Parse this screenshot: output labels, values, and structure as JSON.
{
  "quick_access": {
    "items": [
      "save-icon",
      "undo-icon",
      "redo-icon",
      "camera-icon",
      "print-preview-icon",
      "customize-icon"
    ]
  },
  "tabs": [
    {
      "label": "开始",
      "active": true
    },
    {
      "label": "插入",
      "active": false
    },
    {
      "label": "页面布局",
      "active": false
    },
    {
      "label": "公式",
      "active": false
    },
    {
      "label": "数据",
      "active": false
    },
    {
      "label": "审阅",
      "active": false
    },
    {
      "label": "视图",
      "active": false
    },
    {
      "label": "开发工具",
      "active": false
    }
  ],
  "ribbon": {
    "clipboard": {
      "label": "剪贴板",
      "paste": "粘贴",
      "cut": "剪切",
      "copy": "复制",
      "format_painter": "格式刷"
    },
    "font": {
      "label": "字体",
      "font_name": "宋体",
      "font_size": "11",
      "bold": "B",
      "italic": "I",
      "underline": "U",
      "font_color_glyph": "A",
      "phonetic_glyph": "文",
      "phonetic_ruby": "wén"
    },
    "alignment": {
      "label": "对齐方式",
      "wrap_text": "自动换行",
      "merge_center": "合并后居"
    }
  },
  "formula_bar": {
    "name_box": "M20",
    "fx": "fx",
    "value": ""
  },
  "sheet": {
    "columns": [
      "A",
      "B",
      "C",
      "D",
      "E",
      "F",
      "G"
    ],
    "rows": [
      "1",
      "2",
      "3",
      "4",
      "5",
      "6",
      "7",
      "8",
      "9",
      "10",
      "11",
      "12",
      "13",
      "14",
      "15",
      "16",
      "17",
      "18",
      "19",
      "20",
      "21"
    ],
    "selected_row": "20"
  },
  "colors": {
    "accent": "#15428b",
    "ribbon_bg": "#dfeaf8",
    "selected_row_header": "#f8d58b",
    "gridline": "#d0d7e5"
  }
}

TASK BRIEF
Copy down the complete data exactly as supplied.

ANSWER SECTION
Parse this screenshot: output labels, values, and structure as JSON.
{
  "quick_access": {
    "items": [
      "save-icon",
      "undo-icon",
      "redo-icon",
      "camera-icon",
      "print-preview-icon",
      "customize-icon"
    ]
  },
  "tabs": [
    {
      "label": "开始",
      "active": true
    },
    {
      "label": "插入",
      "active": false
    },
    {
      "label": "页面布局",
      "active": false
    },
    {
      "label": "公式",
      "active": false
    },
    {
      "label": "数据",
      "active": false
    },
    {
      "label": "审阅",
      "active": false
    },
    {
      "label": "视图",
      "active": false
    },
    {
      "label": "开发工具",
      "active": false
    }
  ],
  "ribbon": {
    "clipboard": {
      "label": "剪贴板",
      "paste": "粘贴",
      "cut": "剪切",
      "copy": "复制",
      "format_painter": "格式刷"
    },
    "font": {
      "label": "字体",
      "font_name": "宋体",
      "font_size": "11",
      "bold": "B",
      "italic": "I",
      "underline": "U",
      "font_color_glyph": "A",
      "phonetic_glyph": "文",
      "phonetic_ruby": "wén"
    },
    "alignment": {
      "label": "对齐方式",
      "wrap_text": "自动换行",
      "merge_center": "合并后居"
    }
  },
  "formula_bar": {
    "name_box": "M20",
    "fx": "fx",
    "value": ""
  },
  "sheet": {
    "columns": [
      "A",
      "B",
      "C",
      "D",
      "E",
      "F",
      "G"
    ],
    "rows": [
      "1",
      "2",
      "3",
      "4",
      "5",
      "6",
      "7",
      "8",
      "9",
      "10",
      "11",
      "12",
      "13",
      "14",
      "15",
      "16",
      "17",
      "18",
      "19",
      "20",
      "21"
    ],
    "selected_row": "20"
  },
  "colors": {
    "accent": "#15428b",
    "ribbon_bg": "#dfeaf8",
    "selected_row_header": "#f8d58b",
    "gridline": "#d0d7e5"
  }
}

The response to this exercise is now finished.